He was honest and full of joy. A genuine person who was a mentor to his siblings.

A homeowner. A whiz with cars. A lover of music.

He was “the embodiment of the American Dream,” said Analucia Mosqueda, 17, his younger sister. She described him as the glue of the family who never forgot where he came from.

“I think he was a better person than all of us put together,” said Maricruz Mosqueda, Gustavo’s older sister.

Mosqueda was killed in October after being struck by the driver of a stolen vehicle, who was speeding away from a Brighton Police officer in Mosqueda’s residential neighborhood.

The driver is now facing first-degree murder charges among others. The police officer was fired for improperly initiating the chase.

The crash was the third to follow a Brighton Police pursuit in a span of seven months in 2021 in which someone was killed or ejected from a vehicle. In all three incidents, an internal affairs investigator found problems either with how the chases were initiated or how they were terminated.

“I just hope the police department will get their act together and give people the answers they need because, I mean, enough is enough. It has happened way too many times. It’s no longer an accident. It’s just plain negligence,” Analucia said.

‘The most genuine person ever’

At the time of the crash, Gustavo was walking in his own neighborhood, trying to get in shape.

He had recently returned from a trip to Japan, where his sisters said he helped set up generators and run cables for some Olympics venues. When he returned, he wanted to live a healthier lifestyle, so he started going on daily walks in his neighborhood.

“There’s no words to describe how incredible he was, honestly,” said Maricruz, who called her brother Tavo.

Analucia said her brother was “the most genuine person ever” who wanted to be a good role model for her. “He would give the best advice,” she said.

There were a lot of little kids who looked up to him when he worked at the Boys and Girls Club growing up, Maricruz said. “He loved kids as well. He’d play basketball with him. Everybody just loved Tavo.”

The sisters described their brother as “super goal-oriented” with so many projects.

“He wanted to start a YouTube channel for fixing cars,” Maricruz said. “He was a genius.
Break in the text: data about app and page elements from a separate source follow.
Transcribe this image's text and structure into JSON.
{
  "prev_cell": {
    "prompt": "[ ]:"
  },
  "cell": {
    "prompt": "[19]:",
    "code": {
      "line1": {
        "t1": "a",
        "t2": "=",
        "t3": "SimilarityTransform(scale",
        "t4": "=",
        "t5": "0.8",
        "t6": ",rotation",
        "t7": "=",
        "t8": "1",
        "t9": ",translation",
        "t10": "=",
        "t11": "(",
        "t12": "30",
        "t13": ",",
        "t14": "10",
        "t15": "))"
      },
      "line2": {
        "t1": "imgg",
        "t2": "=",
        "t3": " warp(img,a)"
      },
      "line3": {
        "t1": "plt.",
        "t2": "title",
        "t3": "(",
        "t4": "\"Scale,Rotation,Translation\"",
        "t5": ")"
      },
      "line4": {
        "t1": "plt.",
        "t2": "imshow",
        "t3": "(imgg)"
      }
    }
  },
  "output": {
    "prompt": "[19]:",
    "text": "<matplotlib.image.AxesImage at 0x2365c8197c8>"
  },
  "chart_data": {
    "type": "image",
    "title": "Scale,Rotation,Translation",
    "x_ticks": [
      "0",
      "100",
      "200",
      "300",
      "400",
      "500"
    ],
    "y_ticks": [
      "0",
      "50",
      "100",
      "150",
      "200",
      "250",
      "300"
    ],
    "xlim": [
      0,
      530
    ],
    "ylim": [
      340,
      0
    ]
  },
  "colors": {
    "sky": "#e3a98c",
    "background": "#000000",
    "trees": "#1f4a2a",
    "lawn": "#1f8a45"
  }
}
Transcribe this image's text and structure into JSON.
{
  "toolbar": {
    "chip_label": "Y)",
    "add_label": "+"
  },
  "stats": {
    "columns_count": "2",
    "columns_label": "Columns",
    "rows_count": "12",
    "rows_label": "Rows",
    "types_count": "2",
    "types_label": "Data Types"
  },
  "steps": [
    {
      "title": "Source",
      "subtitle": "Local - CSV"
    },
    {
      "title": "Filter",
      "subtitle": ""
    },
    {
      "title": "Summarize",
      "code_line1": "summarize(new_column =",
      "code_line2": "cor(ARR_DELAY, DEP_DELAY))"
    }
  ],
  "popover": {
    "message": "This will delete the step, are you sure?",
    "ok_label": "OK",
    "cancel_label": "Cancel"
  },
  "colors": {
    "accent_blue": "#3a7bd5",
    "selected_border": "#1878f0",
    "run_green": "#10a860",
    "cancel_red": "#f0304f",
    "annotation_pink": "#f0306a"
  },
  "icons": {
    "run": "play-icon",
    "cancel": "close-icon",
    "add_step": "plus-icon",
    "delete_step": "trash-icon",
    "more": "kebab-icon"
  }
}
He would see something (and) break it apart and put it together, and it would work better than new,” she said. “He was patient. He was so patient.”